The feeling of “Why did they never teach me this in Sunday school?” only deepens from there. As the book progresses, Ehrman gets into more specific examples of gospel stories that most likely didn’t originally say what bibles today would have them say. For example, the author of Luke probably did not describe Jesus as “sweating drops of blood” in Chapter 22 of his gospel like modern bibles will tell you.
Even more striking for me was learning that what I had recited in church during communion for decades probably wan’t even written in the original gospel of Luke: “‘This is my body, which has been given for you; do this in remembrance of me’; And the cup likewise after supper, saying ‘this cup is the new covenant in my blood which is shed for you.'” We have reason to doubt everything except for “This is my body,” and reason to believe that this was added by scribes who wanted to emphasize that salvation comes specifically from Jesus’ death and resurrection.

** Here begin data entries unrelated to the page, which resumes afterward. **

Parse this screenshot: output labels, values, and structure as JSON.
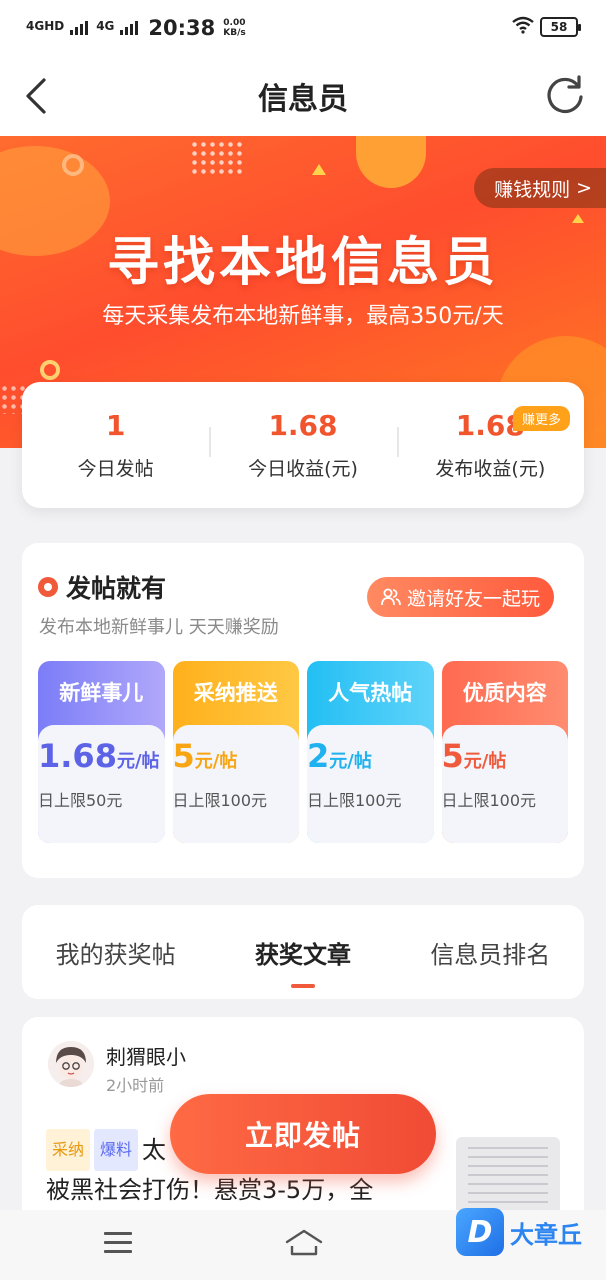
{
  "status_bar": {
    "signal1": "4GHD",
    "signal2": "4G",
    "time": "20:38",
    "speed_value": "0.00",
    "speed_unit": "KB/s",
    "battery": "58"
  },
  "nav": {
    "title": "信息员",
    "back_icon": "back-chevron-icon",
    "refresh_icon": "refresh-icon"
  },
  "hero": {
    "rules_label": "赚钱规则",
    "rules_arrow": ">",
    "title": "寻找本地信息员",
    "subtitle": "每天采集发布本地新鲜事，最高350元/天",
    "colors": {
      "start": "#ff6b2e",
      "end": "#ff7a22"
    }
  },
  "stats": {
    "items": [
      {
        "value": "1",
        "label": "今日发帖"
      },
      {
        "value": "1.68",
        "label": "今日收益(元)"
      },
      {
        "value": "1.68",
        "label": "发布收益(元)"
      }
    ],
    "badge": "赚更多",
    "accent": "#f0552e"
  },
  "post_section": {
    "title": "发帖就有",
    "subtitle": "发布本地新鲜事儿 天天赚奖励",
    "invite_label": "邀请好友一起玩",
    "tiers": [
      {
        "name": "新鲜事儿",
        "price": "1.68",
        "unit": "元/帖",
        "limit": "日上限50元"
      },
      {
        "name": "采纳推送",
        "price": "5",
        "unit": "元/帖",
        "limit": "日上限100元"
      },
      {
        "name": "人气热帖",
        "price": "2",
        "unit": "元/帖",
        "limit": "日上限100元"
      },
      {
        "name": "优质内容",
        "price": "5",
        "unit": "元/帖",
        "limit": "日上限100元"
      }
    ]
  },
  "tabs": [
    {
      "label": "我的获奖帖",
      "active": false
    },
    {
      "label": "获奖文章",
      "active": true
    },
    {
      "label": "信息员排名",
      "active": false
    }
  ],
  "article": {
    "author": "刺猬眼小",
    "time": "2小时前",
    "tag1": "采纳",
    "tag2": "爆料",
    "line1_tail": "太",
    "line2": "被黑社会打伤！悬赏3-5万，全"
  },
  "cta": {
    "label": "立即发帖"
  },
  "watermark": {
    "logo": "D",
    "text": "大章丘"
  }
}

There were dozens of other changes that Ehrman explains and gives reasoned arguments for, but I will leave that to him. I will just tell you now that I highly recommend this book, foremost to any and all Christians, and secondly to anyone who thinks they know what the bible says. It’s a pretty short and quick read, and I could tell it was aimed towards beginners who don’t know much about this yet (which was exactly what I was and am!). When I recommend it to Christians, it is because I think they ought to be educated about what they believe and not in an attempt to deconvert them. Most of the main players who you meet throughout the book are Christians trying to learn what their own holy book says. To this day, many skeptically scrutinizing textual critics are Christians. Of course, it’s different for everyone, and this could make you question the very basis of your faith. But hey, if that’s where the evidence leads, then who are we to deny history?